State Health Department Issues Precautions Schools Should Take to Prevent Spread of Gastrointestinal Illness
State Health Department Issues Update on Seneca Lake State Park Gastrointestinal Outbreak
ALBANY, NY, September 1, 2005 - State Health Commissioner Antonia C. Novello M.D., M.P.H., Dr.P.H., today issued a letter to school districts stressing the precautionary measures people should take to help stop any further spread of gastrointestinal illness. The letter was issued to all schools (K-12) located within the thirty-five counties where cases of gastrointestinal illness, primarily diagnosed as cryptosporidium, have been linked to the spray park attraction at Seneca Lake State Park. The State's investigation is ongoing.
The number of reported illnesses possibly linked to the park is now 3,869 cases in thirty-five counties. The most common symptoms reported are diarrhea, abdominal cramping, nausea, vomiting, fever, headache and loss of appetite. There have been 612 confirmed cases of cryptosporidium reported to the State Health Department to date. Those who are experiencing gastrointestinal illness should contact their medical provider and their local health department immediately.
"New onset of illness directly connected to the Seneca Lake spray park attraction is no longer occurring and many people who reported illness have fully recovered, said Dr. Novello. "Our priority is to prevent any further spread of gastrointestinal illness from person to person. With school starting next week, we want to stress that students, parents and teachers should practice good hygiene and that those who are ill should refrain from attending school or day care so they can recover more quickly and avoid getting others sick."
Dr. Novello is specifically recommending that the following precautions be taken by school officials, teachers, parents and students to help prevent further spread of illness from this outbreak in the school setting. These precautions also apply to the general public.
- The school nurse should reinforce the need for students and staff to report any gastrointestinal illness to the nursing office at the first sign of such.
- Students and staff who are experiencing gastrointestinal illness should stay home from school until symptoms resolve.
- Students and staff should thoroughly wash hands after using the restrooms and before handling food for themselves or others.
- Elementary grade students may need verbal reminders or staff supervision when washing hands.
- Schools should ensure that there are adequate supplies of liquid soap and paper towels for hand washing.
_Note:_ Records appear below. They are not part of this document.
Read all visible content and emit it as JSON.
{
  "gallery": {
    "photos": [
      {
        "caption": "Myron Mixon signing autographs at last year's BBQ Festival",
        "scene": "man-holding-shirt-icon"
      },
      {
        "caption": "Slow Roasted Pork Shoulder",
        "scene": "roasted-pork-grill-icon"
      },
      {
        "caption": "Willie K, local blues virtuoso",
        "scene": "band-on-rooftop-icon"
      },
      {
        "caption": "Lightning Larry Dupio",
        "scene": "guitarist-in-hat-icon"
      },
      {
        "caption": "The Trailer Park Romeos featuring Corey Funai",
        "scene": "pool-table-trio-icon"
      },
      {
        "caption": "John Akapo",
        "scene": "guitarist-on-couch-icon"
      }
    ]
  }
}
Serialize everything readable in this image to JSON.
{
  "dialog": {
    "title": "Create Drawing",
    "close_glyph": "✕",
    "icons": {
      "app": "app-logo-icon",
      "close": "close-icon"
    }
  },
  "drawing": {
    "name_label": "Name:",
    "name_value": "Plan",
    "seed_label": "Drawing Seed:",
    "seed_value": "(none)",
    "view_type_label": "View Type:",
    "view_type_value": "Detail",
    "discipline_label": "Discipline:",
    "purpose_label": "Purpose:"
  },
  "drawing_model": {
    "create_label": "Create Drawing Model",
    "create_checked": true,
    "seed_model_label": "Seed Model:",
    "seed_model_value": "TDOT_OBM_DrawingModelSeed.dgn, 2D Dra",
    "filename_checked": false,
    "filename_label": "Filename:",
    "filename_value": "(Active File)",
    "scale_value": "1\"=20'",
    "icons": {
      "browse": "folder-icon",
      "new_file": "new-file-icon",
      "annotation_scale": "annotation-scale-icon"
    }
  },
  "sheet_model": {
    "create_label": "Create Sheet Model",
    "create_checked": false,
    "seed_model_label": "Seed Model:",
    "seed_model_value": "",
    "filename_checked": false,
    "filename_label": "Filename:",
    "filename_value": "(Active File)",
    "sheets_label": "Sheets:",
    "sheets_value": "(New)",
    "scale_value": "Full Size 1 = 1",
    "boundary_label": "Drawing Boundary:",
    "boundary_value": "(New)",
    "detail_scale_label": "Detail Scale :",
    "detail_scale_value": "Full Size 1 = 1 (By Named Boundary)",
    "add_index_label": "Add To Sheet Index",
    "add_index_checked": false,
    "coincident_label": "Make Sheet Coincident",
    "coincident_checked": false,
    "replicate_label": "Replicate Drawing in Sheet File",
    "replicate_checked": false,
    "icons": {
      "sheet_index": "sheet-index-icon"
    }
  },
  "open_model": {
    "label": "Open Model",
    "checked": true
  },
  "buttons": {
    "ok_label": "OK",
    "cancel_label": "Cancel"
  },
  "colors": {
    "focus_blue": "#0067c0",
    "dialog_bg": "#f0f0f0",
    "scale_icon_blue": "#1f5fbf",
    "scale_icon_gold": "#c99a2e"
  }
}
Since waterless hand cleansers are not as effective in removing the cryptosporidium parasite from hands, soap and water are the preferred method for hand washing.
- Schools should ensure restroom cleanliness is maintained.
In addition to the school precautions issued today, the public should also take the following precautions heading into the upcoming Labor Day holiday weekend:
- To help prevent the spread of illness, individuals who are experiencing gastrointestinal illness should not swim while they are sick. In addition, individuals with cryptosporidiosis should not swim for two weeks after symptoms subside.
- People should take action to minimize the chances of acquiring and spreading gastrointestinal illnesses, including thoroughly washing hands after using the toilet, changing diapers or coming in contact with fecal material in any way. Also, swimmers should avoid swallowing water wherever they are swimming, but especially in lakes, ponds or rivers.
- Health care staff and food workers who are experiencing gastrointestinal illness should notify their employer. They should not have patient contact or work in food service until they have recovered and been cleared for return by their employer or the local health department.
- Children who have stomach/intestinal illness and are cared for in child day care centers should not attend day care. Day care centers should consult with their local health department for recommendations on the timing for a child's return to the day care setting. Children should not be transferred to another day care center.
Patrons at Spray Park Attractions, Swimming Pools and Bathing Beaches:
- Patrons should always practice good hygiene. It is important to shower before swimming or using spray park features and always wash hands after using the toilet or changing diapers. Germs on one's body may get into the water.
- Patrons should never drink the water when swimming or using spray park features and should avoid getting water in their mouths to prevent potential illness. It is important to note that water at most spray parks is recycled and should not be consumed.
- Patrons must never use spray park features, swimming pools or beaches when they have diarrhea. This is especially important for infants and toddlers in diapers. This may spread germs in the water and make other people sick.
- Patrons with children should take them for bathroom breaks and/or check their diapers often. Children's diapers should be changed in a bathroom and not near spray park features, swimming pools or beach areas to prevent the spread of germs and illness.
- Health Advisory: Diarrheal Illness Associated with Seneca Lake State Park Preventing Further Spread of Illness in the School Setting (PDF, 33KB, 2pg.)
- Cryptosporidium Infection Fact Sheet - Centers for Disease Control and Prevention (PDF, 70KB, 4pg.)
- Children's Camp Operator Letter (PDF, 27KB, 2pg.)
- Child Day Care Center Director Letter (PDF, 29KB, 2pg.)
- Food Service Manager Health Notice (PDF, 21KB, 1pg.)
- Health Advisory Update: Gastrointestinal Illness Linked to the Spray Grounds at Seneca Lake State Park (PDF, 38KB, 3pg.)